> **HOW TO COMPLETE THIS TASK**: What follows is a set of records; copy all of it exactly.

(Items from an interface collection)
++++++++
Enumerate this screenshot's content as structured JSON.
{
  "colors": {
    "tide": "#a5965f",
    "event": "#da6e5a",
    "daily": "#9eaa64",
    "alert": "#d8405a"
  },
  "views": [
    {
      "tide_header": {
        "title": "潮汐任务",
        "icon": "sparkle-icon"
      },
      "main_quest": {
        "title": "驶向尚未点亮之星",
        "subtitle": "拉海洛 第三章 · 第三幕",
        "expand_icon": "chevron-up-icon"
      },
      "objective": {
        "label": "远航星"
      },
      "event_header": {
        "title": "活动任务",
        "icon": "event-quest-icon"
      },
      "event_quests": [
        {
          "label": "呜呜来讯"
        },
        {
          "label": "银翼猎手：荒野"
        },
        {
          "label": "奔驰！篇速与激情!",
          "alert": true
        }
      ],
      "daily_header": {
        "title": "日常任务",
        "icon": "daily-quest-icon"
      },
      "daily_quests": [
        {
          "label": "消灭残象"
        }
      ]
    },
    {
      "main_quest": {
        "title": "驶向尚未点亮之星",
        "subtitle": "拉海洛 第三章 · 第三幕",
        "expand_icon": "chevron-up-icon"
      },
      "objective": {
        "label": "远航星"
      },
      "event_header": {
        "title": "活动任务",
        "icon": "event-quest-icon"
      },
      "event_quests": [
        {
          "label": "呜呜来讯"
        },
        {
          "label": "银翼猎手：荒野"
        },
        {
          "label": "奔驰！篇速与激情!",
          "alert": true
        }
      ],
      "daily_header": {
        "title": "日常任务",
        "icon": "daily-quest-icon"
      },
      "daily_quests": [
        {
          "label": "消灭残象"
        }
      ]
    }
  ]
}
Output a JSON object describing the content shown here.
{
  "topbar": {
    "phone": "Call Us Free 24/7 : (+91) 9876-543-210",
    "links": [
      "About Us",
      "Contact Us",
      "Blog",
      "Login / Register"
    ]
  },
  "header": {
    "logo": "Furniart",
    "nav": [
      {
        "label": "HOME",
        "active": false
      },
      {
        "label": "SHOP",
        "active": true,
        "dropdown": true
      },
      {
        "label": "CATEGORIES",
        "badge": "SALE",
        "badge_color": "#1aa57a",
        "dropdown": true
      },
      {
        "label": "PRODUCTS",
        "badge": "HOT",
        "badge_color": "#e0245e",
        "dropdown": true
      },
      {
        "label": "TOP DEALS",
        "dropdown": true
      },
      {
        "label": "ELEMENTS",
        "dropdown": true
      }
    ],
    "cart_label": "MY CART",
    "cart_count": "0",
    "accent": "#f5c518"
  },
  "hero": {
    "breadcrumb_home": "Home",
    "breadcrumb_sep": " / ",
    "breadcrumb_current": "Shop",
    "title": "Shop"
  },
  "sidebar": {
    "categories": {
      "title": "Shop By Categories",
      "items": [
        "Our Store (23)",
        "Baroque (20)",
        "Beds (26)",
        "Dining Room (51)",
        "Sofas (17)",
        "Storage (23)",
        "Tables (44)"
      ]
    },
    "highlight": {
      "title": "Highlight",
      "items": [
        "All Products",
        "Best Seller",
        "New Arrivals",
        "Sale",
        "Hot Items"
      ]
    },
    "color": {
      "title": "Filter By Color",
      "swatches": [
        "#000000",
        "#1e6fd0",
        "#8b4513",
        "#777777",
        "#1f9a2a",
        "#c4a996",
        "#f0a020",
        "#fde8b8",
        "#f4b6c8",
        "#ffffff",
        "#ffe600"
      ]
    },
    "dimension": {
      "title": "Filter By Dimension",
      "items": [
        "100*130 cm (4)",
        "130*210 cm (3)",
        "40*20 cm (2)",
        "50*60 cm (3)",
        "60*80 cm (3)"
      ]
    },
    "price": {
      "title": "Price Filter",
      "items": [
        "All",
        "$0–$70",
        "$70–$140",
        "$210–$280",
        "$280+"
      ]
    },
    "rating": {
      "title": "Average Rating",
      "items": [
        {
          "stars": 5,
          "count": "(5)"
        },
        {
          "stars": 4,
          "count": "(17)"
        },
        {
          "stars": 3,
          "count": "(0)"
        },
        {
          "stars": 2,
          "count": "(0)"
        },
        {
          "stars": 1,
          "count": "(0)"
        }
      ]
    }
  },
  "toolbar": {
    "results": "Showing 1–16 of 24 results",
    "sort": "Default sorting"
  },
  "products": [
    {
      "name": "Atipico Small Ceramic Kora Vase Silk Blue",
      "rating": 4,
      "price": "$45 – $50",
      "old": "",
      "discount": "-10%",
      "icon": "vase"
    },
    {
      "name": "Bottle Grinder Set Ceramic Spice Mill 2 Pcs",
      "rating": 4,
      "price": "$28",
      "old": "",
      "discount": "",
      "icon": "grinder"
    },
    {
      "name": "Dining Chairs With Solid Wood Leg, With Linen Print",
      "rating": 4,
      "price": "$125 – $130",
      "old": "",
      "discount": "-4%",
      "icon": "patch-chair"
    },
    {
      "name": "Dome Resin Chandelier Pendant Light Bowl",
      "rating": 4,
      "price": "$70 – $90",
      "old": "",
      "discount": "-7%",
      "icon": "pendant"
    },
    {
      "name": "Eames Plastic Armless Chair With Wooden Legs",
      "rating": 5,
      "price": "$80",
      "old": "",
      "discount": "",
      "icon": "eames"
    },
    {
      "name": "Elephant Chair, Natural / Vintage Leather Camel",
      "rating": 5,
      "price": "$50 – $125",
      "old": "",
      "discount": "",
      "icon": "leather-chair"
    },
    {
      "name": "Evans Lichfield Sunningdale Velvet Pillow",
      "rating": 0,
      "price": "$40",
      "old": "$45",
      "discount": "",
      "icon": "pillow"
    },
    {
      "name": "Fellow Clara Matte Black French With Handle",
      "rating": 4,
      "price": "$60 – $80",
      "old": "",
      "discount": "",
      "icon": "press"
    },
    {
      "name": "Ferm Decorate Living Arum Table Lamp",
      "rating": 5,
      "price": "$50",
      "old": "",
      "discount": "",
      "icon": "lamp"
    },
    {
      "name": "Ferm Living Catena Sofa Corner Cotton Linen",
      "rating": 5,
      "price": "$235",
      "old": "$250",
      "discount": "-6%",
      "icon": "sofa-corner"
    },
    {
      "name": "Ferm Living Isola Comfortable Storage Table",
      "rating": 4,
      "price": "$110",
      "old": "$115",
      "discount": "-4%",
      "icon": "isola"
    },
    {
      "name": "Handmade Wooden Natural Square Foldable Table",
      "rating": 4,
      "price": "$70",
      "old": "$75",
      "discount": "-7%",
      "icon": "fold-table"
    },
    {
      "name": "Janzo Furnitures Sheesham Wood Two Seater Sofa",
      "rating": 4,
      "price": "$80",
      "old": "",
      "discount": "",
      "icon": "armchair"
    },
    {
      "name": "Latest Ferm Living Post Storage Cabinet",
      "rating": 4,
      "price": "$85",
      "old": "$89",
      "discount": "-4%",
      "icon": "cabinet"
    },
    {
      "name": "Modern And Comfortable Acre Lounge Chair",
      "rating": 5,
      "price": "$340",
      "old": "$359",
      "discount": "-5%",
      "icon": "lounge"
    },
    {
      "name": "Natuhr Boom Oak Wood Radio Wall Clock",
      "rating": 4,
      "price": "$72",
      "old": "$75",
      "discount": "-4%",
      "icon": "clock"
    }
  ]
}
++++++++
> **SOLUTION TO THIS TASK**:
Enumerate this screenshot's content as structured JSON.
{
  "colors": {
    "tide": "#a5965f",
    "event": "#da6e5a",
    "daily": "#9eaa64",
    "alert": "#d8405a"
  },
  "views": [
    {
      "tide_header": {
        "title": "潮汐任务",
        "icon": "sparkle-icon"
      },
      "main_quest": {
        "title": "驶向尚未点亮之星",
        "subtitle": "拉海洛 第三章 · 第三幕",
        "expand_icon": "chevron-up-icon"
      },
      "objective": {
        "label": "远航星"
      },
      "event_header": {
        "title": "活动任务",
        "icon": "event-quest-icon"
      },
      "event_quests": [
        {
          "label": "呜呜来讯"
        },
        {
          "label": "银翼猎手：荒野"
        },
        {
          "label": "奔驰！篇速与激情!",
          "alert": true
        }
      ],
      "daily_header": {
        "title": "日常任务",
        "icon": "daily-quest-icon"
      },
      "daily_quests": [
        {
          "label": "消灭残象"
        }
      ]
    },
    {
      "main_quest": {
        "title": "驶向尚未点亮之星",
        "subtitle": "拉海洛 第三章 · 第三幕",
        "expand_icon": "chevron-up-icon"
      },
      "objective": {
        "label": "远航星"
      },
      "event_header": {
        "title": "活动任务",
        "icon": "event-quest-icon"
      },
      "event_quests": [
        {
          "label": "呜呜来讯"
        },
        {
          "label": "银翼猎手：荒野"
        },
        {
          "label": "奔驰！篇速与激情!",
          "alert": true
        }
      ],
      "daily_header": {
        "title": "日常任务",
        "icon": "daily-quest-icon"
      },
      "daily_quests": [
        {
          "label": "消灭残象"
        }
      ]
    }
  ]
}
Output a JSON object describing the content shown here.
{
  "topbar": {
    "phone": "Call Us Free 24/7 : (+91) 9876-543-210",
    "links": [
      "About Us",
      "Contact Us",
      "Blog",
      "Login / Register"
    ]
  },
  "header": {
    "logo": "Furniart",
    "nav": [
      {
        "label": "HOME",
        "active": false
      },
      {
        "label": "SHOP",
        "active": true,
        "dropdown": true
      },
      {
        "label": "CATEGORIES",
        "badge": "SALE",
        "badge_color": "#1aa57a",
        "dropdown": true
      },
      {
        "label": "PRODUCTS",
        "badge": "HOT",
        "badge_color": "#e0245e",
        "dropdown": true
      },
      {
        "label": "TOP DEALS",
        "dropdown": true
      },
      {
        "label": "ELEMENTS",
        "dropdown": true
      }
    ],
    "cart_label": "MY CART",
    "cart_count": "0",
    "accent": "#f5c518"
  },
  "hero": {
    "breadcrumb_home": "Home",
    "breadcrumb_sep": " / ",
    "breadcrumb_current": "Shop",
    "title": "Shop"
  },
  "sidebar": {
    "categories": {
      "title": "Shop By Categories",
      "items": [
        "Our Store (23)",
        "Baroque (20)",
        "Beds (26)",
        "Dining Room (51)",
        "Sofas (17)",
        "Storage (23)",
        "Tables (44)"
      ]
    },
    "highlight": {
      "title": "Highlight",
      "items": [
        "All Products",
        "Best Seller",
        "New Arrivals",
        "Sale",
        "Hot Items"
      ]
    },
    "color": {
      "title": "Filter By Color",
      "swatches": [
        "#000000",
        "#1e6fd0",
        "#8b4513",
        "#777777",
        "#1f9a2a",
        "#c4a996",
        "#f0a020",
        "#fde8b8",
        "#f4b6c8",
        "#ffffff",
        "#ffe600"
      ]
    },
    "dimension": {
      "title": "Filter By Dimension",
      "items": [
        "100*130 cm (4)",
        "130*210 cm (3)",
        "40*20 cm (2)",
        "50*60 cm (3)",
        "60*80 cm (3)"
      ]
    },
    "price": {
      "title": "Price Filter",
      "items": [
        "All",
        "$0–$70",
        "$70–$140",
        "$210–$280",
        "$280+"
      ]
    },
    "rating": {
      "title": "Average Rating",
      "items": [
        {
          "stars": 5,
          "count": "(5)"
        },
        {
          "stars": 4,
          "count": "(17)"
        },
        {
          "stars": 3,
          "count": "(0)"
        },
        {
          "stars": 2,
          "count": "(0)"
        },
        {
          "stars": 1,
          "count": "(0)"
        }
      ]
    }
  },
  "toolbar": {
    "results": "Showing 1–16 of 24 results",
    "sort": "Default sorting"
  },
  "products": [
    {
      "name": "Atipico Small Ceramic Kora Vase Silk Blue",
      "rating": 4,
      "price": "$45 – $50",
      "old": "",
      "discount": "-10%",
      "icon": "vase"
    },
    {
      "name": "Bottle Grinder Set Ceramic Spice Mill 2 Pcs",
      "rating": 4,
      "price": "$28",
      "old": "",
      "discount": "",
      "icon": "grinder"
    },
    {
      "name": "Dining Chairs With Solid Wood Leg, With Linen Print",
      "rating": 4,
      "price": "$125 – $130",
      "old": "",
      "discount": "-4%",
      "icon": "patch-chair"
    },
    {
      "name": "Dome Resin Chandelier Pendant Light Bowl",
      "rating": 4,
      "price": "$70 – $90",
      "old": "",
      "discount": "-7%",
      "icon": "pendant"
    },
    {
      "name": "Eames Plastic Armless Chair With Wooden Legs",
      "rating": 5,
      "price": "$80",
      "old": "",
      "discount": "",
      "icon": "eames"
    },
    {
      "name": "Elephant Chair, Natural / Vintage Leather Camel",
      "rating": 5,
      "price": "$50 – $125",
      "old": "",
      "discount": "",
      "icon": "leather-chair"
    },
    {
      "name": "Evans Lichfield Sunningdale Velvet Pillow",
      "rating": 0,
      "price": "$40",
      "old": "$45",
      "discount": "",
      "icon": "pillow"
    },
    {
      "name": "Fellow Clara Matte Black French With Handle",
      "rating": 4,
      "price": "$60 – $80",
      "old": "",
      "discount": "",
      "icon": "press"
    },
    {
      "name": "Ferm Decorate Living Arum Table Lamp",
      "rating": 5,
      "price": "$50",
      "old": "",
      "discount": "",
      "icon": "lamp"
    },
    {
      "name": "Ferm Living Catena Sofa Corner Cotton Linen",
      "rating": 5,
      "price": "$235",
      "old": "$250",
      "discount": "-6%",
      "icon": "sofa-corner"
    },
    {
      "name": "Ferm Living Isola Comfortable Storage Table",
      "rating": 4,
      "price": "$110",
      "old": "$115",
      "discount": "-4%",
      "icon": "isola"
    },
    {
      "name": "Handmade Wooden Natural Square Foldable Table",
      "rating": 4,
      "price": "$70",
      "old": "$75",
      "discount": "-7%",
      "icon": "fold-table"
    },
    {
      "name": "Janzo Furnitures Sheesham Wood Two Seater Sofa",
      "rating": 4,
      "price": "$80",
      "old": "",
      "discount": "",
      "icon": "armchair"
    },
    {
      "name": "Latest Ferm Living Post Storage Cabinet",
      "rating": 4,
      "price": "$85",
      "old": "$89",
      "discount": "-4%",
      "icon": "cabinet"
    },
    {
      "name": "Modern And Comfortable Acre Lounge Chair",
      "rating": 5,
      "price": "$340",
      "old": "$359",
      "discount": "-5%",
      "icon": "lounge"
    },
    {
      "name": "Natuhr Boom Oak Wood Radio Wall Clock",
      "rating": 4,
      "price": "$72",
      "old": "$75",
      "discount": "-4%",
      "icon": "clock"
    }
  ]
}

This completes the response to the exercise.